Have you ever had a few nights in a row of not sleeping well? Over the years, I’ve had a few bouts of insomnia, which is defined as ‘habitual sleeplessness’.
If you’ve ever experienced this, you may know how profoundly the lack of a deep sleep can affect your day-to-day function. In a recent article on Forbes.com (http://www.forbes.com/sites/kellyclay/2013/09/04/didnt-get-enough-sleep-you-might-as-well-be-drunk/#19e10bee46bb) the link between fatigue and reaction time is compared to being over the limit drink driving – that is, if you’re very tired, you shouldn’t be driving!
Whatever the cause of sleeplessness – for me, my most memorable bout of insomnia was during a marriage and relationship breakdown, loss of employment and needing to move house all at the same time – pretty big stressors and consequently lots of sleepless nights.
The definition of ‘habitual sleeplessness’ is a clue to its cure however. One night I decided I needed to somehow break the ‘habit’ I’d developed of waking up at almost precisely the same time every night – 3.30am (no matter if I’d only fallen asleep, finally, at 1.30am) – and the following nightmarish scenario of tossing and turning and fretting and freaking out for 2–3 hours before falling back into a fitful sleep and having to rouse myself an hour later to get into my day. I had become perpetually exhausted. Nerves frayed. Ability to think disjointed and fuzzy. Depressed. A lot of yucky stuff. Something had to change.
So, instead of laying in bed, when I woke up with mind spinning and heart racing, I got up. Instead of fretting, I made a soothing cup of herbal tea (Sleepytime tea, my favourite) then got out my journal and wrote down what was roiling around in my head. Pages of it. Sometimes I read a little. It began to occur to me to sit and meditate for 5-10 minutes, concentrating on the smooth flow of my breath, in and out. Quietly, in the middle of the night, I’d feel the tension start to seep out of my bones, the stillness of the sleeping city all around me. Tiredness would return and I’d lay back down to sleep, progressively more peacefully.
After a month or so of this routine – sorry, no instant magic on this one for me – I had my first night of sleeping all the way through until around 5.30-6am, which is when I normally get up anyway. I felt like I’d won the lottery that first night, so proud of myself!
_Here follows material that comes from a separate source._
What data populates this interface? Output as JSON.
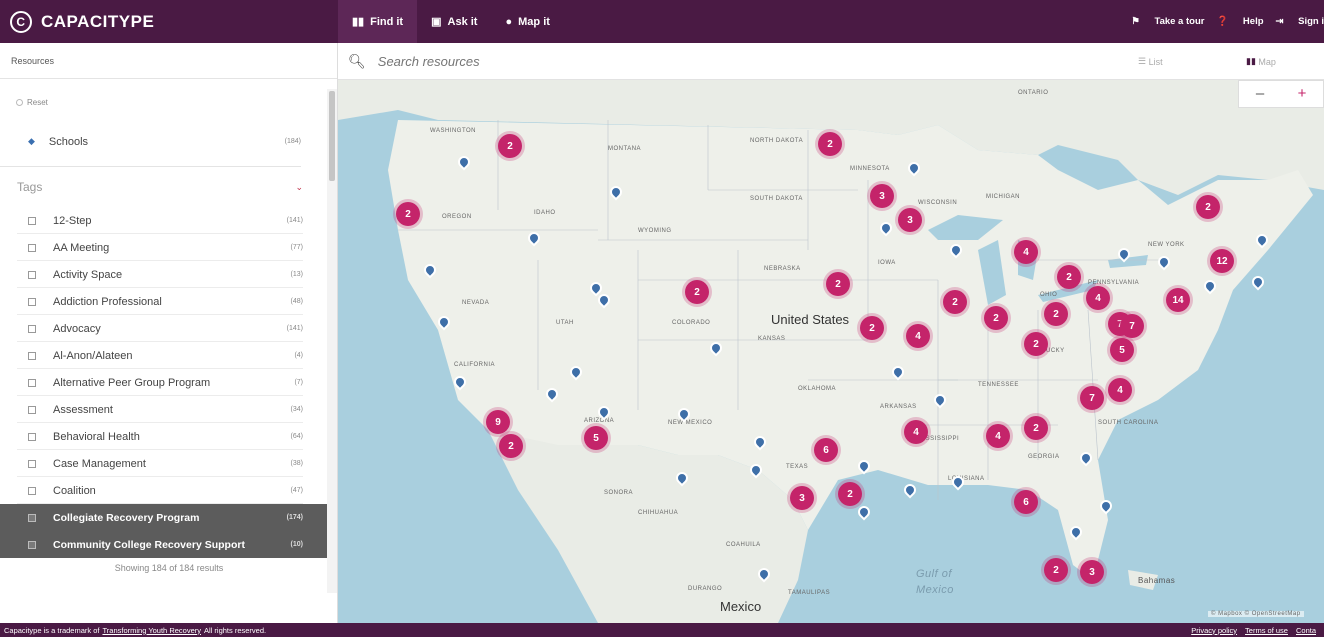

There is a lot of advice on the internet and everywhere re what to do if you can’t go to sleep – simple things like not watching tv just prior to bed, eliminating light and digital displays by the beside, no stimulants like coffee after lunch, etc. There are some great yoga poses as well – like child’s pose, most forward bends, supported restorative poses – that can calm the body and mind and prepare the body for letting go into sleep. A quiet period of meditation for 10-15 minutes before bed can totally prepare the body and mind for settling down into deep rest.
Giving your body a proper chance to unwind and relax completely during the day can also unknit that brow of ravelled care (hmmmm, Shakespeare anyone?). An hour or so of restorative yoga poses, quiet breathing, and deliberate stillness will resonate in the system for days afterwards, so see if you can fit in such a practice once or more a week. To experience a full and delicious restorative practice plus more, please consider joining in on the upcoming Harvest Intentions retreat-for-a-day – and give yourself the gift of a powerful recharge on the life energy battery. 🙂
If you have an occasional night of poor sleep, however, it’s usually made up quickly by the more normal sleeping patterns returning the next night and the next. Just watch, however, for that habitual form of sleeplessness – you have the power to break it as soon as you recognise what’s going on.
Here’s to your next good night’s sleep.